    Ensure that anyone can see a link between the selected action and the intended outcomes. This is critical. This evidence can come from established workplace practices, evidence-based resources or academic literature. Write in the Creating change worksheet the evidence for why the action will be effective as well as how you will measure success. Measurements of success could include the following approaches and metrics:

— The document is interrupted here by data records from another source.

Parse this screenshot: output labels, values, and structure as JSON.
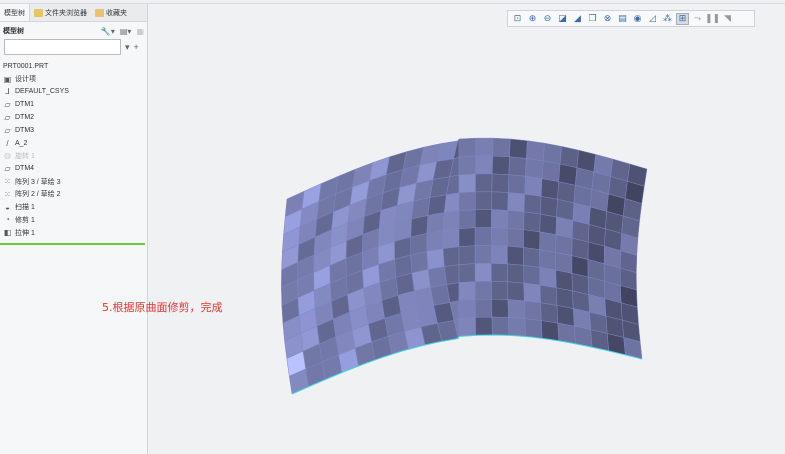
{
  "tabs": [
    {
      "label": "模型树",
      "icon": "model-tree-icon"
    },
    {
      "label": "文件夹浏览器",
      "icon": "folder-icon"
    },
    {
      "label": "收藏夹",
      "icon": "favorites-icon"
    }
  ],
  "panel_title": "模型树",
  "search": {
    "value": "",
    "clear": "×",
    "add": "+"
  },
  "tree": [
    {
      "label": "PRT0001.PRT",
      "icon": ""
    },
    {
      "label": "设计项",
      "icon": "design-item-icon"
    },
    {
      "label": "DEFAULT_CSYS",
      "icon": "csys-icon"
    },
    {
      "label": "DTM1",
      "icon": "datum-plane-icon"
    },
    {
      "label": "DTM2",
      "icon": "datum-plane-icon"
    },
    {
      "label": "DTM3",
      "icon": "datum-plane-icon"
    },
    {
      "label": "A_2",
      "icon": "axis-icon"
    },
    {
      "label": "旋转 1",
      "icon": "revolve-icon",
      "suppressed": true
    },
    {
      "label": "DTM4",
      "icon": "datum-plane-icon"
    },
    {
      "label": "阵列 3 / 草绘 3",
      "icon": "pattern-icon"
    },
    {
      "label": "阵列 2 / 草绘 2",
      "icon": "pattern-icon"
    },
    {
      "label": "扫描 1",
      "icon": "sweep-icon"
    },
    {
      "label": "修剪 1",
      "icon": "trim-icon"
    },
    {
      "label": "拉伸 1",
      "icon": "extrude-icon"
    }
  ],
  "toolbar": [
    "refit",
    "zoom-in",
    "zoom-out",
    "repaint",
    "display-style",
    "saved-views",
    "view-manager",
    "perspective",
    "section",
    "datum-display",
    "annotation",
    "spin-center",
    "model-snap",
    "pause",
    "last-view"
  ],
  "annotation": "5.根据原曲面修剪，完成",
  "colors": {
    "model": "#a4acf0",
    "accent": "#6ccc3a",
    "note": "#e8352f"
  }
}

    • Participation – measure how many people take part in your action.
    • Behaviour changes – track the number of times participants do things differently. Give specific direction in advance. What behaviour change are you looking for? How do participants or their leaders report this action?
    • Absenteeism – track the number of days off in the months before and after implementing the action to look for changes in trends. Look for ways to maintain confidentiality while tracking absence.
    • Complaints, conflicts or grievances – track the number reported in the months before and after the action.
    • Awareness – survey employees to determine the level of awareness about your action or the intended outcomes.
    • Participant perception – ask specific questions about the experience with the action.
    • Supervisor perception – survey supervisors about changes that were a result of this action.
    • Focus groups – bring together participants to discuss how the action impacted them and suggestions for improvement.
    • Stress satisfaction scan – administer this six-question survey before and after the action to measure changes in how employees feel about work.
  6. Safety is the degree to which all potential risks to both physical and psychological safety are eliminated or managed.

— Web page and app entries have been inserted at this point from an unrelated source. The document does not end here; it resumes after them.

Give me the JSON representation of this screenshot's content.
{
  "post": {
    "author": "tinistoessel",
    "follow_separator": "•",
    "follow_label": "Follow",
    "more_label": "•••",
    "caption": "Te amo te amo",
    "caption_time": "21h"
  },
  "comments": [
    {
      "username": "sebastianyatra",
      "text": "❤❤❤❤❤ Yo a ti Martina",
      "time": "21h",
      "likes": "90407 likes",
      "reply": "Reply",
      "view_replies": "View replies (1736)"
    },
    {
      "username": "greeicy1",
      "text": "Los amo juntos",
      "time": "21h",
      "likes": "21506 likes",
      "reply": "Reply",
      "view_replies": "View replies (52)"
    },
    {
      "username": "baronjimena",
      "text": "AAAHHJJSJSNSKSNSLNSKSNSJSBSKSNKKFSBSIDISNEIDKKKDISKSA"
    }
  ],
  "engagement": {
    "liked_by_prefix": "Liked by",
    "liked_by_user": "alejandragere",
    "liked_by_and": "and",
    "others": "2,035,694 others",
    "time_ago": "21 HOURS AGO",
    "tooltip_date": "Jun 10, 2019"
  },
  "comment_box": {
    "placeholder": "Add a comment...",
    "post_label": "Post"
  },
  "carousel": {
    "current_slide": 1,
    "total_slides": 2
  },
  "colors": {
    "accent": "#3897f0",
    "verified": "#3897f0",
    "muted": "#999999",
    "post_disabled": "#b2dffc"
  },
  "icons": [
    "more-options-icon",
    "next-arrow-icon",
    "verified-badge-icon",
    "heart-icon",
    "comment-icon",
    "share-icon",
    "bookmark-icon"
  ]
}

    Unintended consequences can happen at an individual or organizational level. For example, we may trigger or stigmatize employees when we discuss mental illness. Come up with potential risks to physical and psychological safety. This will reduce the likelihood of them happening. In the Creating change worksheet, write the risks you identified and how to prevent or mitigate them. Once you’ve added your ideas to the Creating change worksheet, you may need to get approval.

Step 2: Choose actions that meet criteria

Prioritize the actions that meet your criteria so that you identify what will be done first. This can include one or more actions.

Step 3: Choose the action planning team

Assign people to the various responsibilities necessary for plan development, communication, implementation and evaluation.

Step 4: Implement the action(s)

Be sure to use the methods of measurement to assess the effectiveness of your action.

Step 5: Evaluate the outcomes

Analyze your measures of success to report on the extent to which the action(s) were able to reach the intended outcomes.

Step 6: Use a continual improvement approach

Your evaluation can support a process of continual improvement. Take what you learn from the action and consider how you can do it better or if the best course of action is to continue as is.

  • Consider including in all business discussions about new or revised policies, procedures, programs and interactions, this question:

    "How might this impact psychological health and safety?"

    This may allow you to permanently embed psychological health and safety considerations into your workplace without devoting a lot of time to an add-on program.

  • Execute the plans developed through the Creating change process.
  • Measure results and look for opportunities for corrective action or improvement. See Evaluation and Corrective Action.
  • Continue the cycle for a method of continual improvement. See Continual Improvement.

© 2009 - 2020 by Samra, J., Gilbert, M., Shain M., Bilsker, D., Simon Fraser University. All rights reserved.
The Guarding Minds at Work survey was commissioned by Canada Life and additional resources are provided by Workplace Strategies for Mental Health. Website development and data storage by the Canadian Centre for Occupational Health and Safety (CCOHS).